*Directions for this task*. Please copy each line from the entries that contains the string "Jacob".

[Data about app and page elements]
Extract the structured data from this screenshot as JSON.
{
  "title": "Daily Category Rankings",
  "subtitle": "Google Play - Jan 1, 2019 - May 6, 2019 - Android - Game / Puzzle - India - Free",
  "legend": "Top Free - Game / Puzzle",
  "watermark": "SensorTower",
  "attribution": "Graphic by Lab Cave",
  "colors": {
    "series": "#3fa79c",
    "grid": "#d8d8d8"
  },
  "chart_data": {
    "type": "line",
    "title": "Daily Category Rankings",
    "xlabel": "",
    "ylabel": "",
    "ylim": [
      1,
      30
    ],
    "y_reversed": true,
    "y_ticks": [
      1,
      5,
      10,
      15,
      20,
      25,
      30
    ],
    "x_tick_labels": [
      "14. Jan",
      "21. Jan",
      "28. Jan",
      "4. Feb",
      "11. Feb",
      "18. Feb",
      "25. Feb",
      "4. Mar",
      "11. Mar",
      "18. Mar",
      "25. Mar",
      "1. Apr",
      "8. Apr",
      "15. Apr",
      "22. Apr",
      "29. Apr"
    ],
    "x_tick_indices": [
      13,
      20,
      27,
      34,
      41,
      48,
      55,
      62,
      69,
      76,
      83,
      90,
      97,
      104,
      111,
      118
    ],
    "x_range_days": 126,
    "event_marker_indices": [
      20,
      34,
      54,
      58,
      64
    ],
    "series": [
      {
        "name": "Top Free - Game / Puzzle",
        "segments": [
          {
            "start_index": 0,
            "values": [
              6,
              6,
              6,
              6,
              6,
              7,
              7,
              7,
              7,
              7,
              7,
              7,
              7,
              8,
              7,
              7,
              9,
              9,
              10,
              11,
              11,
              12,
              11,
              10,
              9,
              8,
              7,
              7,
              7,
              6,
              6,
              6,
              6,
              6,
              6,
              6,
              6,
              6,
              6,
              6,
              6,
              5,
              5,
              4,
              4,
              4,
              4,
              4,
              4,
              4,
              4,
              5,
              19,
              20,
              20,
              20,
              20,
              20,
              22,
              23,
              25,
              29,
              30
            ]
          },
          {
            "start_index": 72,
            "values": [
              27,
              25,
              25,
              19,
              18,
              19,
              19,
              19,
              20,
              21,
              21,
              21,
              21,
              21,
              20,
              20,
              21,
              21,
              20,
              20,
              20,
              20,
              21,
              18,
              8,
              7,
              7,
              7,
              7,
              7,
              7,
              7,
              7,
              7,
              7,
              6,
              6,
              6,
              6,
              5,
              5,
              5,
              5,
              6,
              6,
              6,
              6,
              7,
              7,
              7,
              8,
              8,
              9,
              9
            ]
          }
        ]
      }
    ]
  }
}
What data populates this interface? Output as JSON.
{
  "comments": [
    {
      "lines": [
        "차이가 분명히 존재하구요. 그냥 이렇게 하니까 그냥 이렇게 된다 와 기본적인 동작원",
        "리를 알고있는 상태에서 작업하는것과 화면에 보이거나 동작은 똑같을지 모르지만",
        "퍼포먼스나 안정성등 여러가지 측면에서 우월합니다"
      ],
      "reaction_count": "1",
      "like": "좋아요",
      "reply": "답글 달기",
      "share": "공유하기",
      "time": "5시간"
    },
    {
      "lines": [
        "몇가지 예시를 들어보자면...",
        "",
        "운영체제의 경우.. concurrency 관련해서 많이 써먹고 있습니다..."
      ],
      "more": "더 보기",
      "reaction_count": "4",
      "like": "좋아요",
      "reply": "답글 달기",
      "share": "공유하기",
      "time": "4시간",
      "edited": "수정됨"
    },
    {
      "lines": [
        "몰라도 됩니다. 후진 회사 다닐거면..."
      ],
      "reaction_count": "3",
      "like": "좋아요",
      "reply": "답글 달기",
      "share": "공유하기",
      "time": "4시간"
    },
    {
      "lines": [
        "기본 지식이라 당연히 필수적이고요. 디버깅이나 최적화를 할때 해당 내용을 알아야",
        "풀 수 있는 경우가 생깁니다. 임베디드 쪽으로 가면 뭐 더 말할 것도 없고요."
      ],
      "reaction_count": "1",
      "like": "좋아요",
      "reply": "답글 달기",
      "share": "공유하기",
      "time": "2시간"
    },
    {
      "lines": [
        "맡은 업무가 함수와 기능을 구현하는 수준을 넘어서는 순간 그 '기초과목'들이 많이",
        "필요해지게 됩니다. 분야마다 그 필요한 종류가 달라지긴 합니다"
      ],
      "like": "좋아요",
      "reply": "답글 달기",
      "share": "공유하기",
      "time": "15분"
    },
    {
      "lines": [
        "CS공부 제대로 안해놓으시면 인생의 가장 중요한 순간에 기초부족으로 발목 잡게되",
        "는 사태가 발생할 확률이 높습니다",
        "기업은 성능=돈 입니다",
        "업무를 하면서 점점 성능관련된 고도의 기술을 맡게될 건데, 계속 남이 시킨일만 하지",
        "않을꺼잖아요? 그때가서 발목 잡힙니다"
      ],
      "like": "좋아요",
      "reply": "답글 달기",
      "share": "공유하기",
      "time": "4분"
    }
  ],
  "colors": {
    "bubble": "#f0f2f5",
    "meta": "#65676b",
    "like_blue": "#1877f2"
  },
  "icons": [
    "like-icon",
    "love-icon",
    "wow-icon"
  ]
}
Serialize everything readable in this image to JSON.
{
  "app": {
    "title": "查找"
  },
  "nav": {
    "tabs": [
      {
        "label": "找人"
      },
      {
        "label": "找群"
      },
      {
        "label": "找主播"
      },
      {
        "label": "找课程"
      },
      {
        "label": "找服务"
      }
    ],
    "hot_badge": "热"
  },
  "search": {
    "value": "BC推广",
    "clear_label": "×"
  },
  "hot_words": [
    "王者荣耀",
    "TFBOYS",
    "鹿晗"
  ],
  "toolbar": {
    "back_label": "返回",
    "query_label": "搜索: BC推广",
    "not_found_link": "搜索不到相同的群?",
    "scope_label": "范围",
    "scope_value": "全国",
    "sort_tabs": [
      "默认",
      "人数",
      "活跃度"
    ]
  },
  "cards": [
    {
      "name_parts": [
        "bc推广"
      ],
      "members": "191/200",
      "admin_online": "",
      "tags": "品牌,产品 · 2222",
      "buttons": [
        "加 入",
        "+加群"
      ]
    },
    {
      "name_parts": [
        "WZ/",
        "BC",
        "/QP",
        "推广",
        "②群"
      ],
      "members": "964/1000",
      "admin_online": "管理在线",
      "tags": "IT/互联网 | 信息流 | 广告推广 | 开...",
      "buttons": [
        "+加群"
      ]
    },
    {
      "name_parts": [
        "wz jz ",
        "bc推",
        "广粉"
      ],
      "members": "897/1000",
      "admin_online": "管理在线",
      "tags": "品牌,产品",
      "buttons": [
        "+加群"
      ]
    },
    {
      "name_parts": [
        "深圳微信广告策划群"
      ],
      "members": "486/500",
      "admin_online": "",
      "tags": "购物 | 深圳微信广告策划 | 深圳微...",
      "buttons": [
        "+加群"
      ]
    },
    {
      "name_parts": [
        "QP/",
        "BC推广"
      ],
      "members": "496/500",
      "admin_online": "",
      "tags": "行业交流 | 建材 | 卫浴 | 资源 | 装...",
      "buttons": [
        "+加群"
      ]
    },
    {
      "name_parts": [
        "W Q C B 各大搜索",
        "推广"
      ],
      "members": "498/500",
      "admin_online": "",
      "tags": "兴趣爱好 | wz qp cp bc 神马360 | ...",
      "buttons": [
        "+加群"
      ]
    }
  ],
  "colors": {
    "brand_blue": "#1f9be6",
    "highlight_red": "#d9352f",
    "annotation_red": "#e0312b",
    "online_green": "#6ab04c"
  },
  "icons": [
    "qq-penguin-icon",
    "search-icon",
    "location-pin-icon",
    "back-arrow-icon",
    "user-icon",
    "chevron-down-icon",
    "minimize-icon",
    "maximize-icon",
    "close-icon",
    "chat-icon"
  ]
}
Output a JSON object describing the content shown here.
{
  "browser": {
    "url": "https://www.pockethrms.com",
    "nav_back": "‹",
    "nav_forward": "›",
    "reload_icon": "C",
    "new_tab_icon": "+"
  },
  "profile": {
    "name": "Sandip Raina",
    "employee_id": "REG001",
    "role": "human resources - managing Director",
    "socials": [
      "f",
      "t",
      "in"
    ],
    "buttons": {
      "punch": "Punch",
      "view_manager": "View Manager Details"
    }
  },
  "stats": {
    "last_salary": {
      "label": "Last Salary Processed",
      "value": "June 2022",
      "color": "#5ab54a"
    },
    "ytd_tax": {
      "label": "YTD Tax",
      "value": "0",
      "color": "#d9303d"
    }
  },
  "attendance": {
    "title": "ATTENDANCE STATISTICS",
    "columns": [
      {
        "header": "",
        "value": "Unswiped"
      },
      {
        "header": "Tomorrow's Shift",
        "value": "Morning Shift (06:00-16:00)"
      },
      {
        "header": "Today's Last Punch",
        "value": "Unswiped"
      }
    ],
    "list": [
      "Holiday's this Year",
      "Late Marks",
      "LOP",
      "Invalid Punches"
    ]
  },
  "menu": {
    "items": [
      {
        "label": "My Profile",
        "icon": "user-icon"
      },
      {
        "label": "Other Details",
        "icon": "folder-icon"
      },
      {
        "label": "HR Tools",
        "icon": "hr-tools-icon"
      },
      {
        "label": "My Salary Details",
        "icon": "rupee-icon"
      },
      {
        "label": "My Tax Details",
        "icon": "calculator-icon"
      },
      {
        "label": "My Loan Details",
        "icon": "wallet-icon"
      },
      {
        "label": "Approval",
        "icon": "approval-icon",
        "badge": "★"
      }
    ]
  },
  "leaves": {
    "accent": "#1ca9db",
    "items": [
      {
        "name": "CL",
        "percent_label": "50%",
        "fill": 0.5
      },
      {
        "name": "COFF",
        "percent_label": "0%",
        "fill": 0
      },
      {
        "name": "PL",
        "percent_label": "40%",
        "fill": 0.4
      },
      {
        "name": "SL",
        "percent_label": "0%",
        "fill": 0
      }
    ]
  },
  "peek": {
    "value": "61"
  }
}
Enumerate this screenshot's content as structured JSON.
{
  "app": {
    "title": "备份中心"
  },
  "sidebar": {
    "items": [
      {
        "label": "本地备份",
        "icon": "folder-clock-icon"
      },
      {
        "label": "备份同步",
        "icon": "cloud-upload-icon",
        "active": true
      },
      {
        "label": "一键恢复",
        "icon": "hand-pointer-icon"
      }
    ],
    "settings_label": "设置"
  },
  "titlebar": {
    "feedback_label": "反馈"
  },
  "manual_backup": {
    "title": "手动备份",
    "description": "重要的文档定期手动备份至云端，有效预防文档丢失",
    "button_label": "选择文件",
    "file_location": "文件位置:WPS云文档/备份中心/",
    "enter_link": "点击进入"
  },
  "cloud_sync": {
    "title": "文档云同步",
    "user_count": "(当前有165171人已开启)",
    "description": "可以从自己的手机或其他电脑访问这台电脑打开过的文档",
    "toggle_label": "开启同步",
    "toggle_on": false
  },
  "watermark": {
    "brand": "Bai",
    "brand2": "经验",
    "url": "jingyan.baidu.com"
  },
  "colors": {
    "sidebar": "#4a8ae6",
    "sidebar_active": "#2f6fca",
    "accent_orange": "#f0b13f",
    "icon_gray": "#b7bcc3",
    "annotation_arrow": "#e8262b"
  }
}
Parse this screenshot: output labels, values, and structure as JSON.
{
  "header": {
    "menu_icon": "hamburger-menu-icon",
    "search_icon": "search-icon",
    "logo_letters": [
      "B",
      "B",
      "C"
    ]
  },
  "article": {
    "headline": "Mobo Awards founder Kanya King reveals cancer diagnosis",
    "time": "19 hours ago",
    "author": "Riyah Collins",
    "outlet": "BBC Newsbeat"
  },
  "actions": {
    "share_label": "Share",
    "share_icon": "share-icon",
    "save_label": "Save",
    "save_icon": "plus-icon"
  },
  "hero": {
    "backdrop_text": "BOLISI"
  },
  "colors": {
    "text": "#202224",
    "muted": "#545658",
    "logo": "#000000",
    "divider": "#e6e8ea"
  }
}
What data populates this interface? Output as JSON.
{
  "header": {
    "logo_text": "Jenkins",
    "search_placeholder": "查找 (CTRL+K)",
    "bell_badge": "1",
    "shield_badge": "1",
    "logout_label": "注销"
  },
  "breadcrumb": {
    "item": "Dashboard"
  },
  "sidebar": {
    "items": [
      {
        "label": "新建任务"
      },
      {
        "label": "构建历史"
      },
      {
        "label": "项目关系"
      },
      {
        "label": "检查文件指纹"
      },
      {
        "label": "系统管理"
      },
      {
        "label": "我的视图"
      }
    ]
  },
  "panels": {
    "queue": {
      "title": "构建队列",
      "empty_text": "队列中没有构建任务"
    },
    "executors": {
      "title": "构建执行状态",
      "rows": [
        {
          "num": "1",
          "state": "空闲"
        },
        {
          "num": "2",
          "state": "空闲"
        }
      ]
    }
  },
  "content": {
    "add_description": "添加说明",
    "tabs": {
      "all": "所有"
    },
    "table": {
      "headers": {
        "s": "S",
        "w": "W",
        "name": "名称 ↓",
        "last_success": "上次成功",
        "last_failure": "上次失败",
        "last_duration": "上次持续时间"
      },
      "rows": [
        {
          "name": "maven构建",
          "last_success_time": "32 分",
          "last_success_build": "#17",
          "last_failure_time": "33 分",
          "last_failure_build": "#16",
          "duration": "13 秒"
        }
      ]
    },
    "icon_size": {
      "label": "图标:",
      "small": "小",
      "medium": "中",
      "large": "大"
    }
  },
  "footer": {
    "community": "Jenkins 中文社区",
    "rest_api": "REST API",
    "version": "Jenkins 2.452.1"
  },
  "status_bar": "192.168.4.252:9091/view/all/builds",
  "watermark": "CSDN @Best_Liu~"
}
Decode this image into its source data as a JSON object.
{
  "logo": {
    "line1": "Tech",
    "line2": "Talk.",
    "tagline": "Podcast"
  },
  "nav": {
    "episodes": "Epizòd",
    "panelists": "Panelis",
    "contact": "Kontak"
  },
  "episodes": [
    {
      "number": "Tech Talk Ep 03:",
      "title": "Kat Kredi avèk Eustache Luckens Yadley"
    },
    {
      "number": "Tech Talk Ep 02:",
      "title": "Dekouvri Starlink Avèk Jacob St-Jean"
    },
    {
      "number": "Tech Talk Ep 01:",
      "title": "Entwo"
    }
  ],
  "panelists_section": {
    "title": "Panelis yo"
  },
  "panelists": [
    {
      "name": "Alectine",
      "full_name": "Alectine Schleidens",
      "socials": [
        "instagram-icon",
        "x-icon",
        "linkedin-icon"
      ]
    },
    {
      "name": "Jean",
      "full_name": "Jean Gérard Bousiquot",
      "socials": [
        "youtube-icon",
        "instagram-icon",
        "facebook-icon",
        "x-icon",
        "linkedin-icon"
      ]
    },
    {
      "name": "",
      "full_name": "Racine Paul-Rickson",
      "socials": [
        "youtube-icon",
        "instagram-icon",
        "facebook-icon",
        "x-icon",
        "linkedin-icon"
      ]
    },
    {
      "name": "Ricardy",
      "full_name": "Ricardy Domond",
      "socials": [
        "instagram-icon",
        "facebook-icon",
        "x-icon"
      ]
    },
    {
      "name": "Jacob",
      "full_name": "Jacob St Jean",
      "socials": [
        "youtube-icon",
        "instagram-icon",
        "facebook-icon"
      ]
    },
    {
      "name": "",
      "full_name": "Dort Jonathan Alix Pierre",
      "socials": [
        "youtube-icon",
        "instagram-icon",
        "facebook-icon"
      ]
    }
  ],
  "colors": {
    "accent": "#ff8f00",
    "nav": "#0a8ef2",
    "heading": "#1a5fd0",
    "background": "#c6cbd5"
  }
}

*Your response*.
      "title": "Dekouvri Starlink Avèk Jacob St-Jean"
      "name": "Jacob",
      "full_name": "Jacob St Jean",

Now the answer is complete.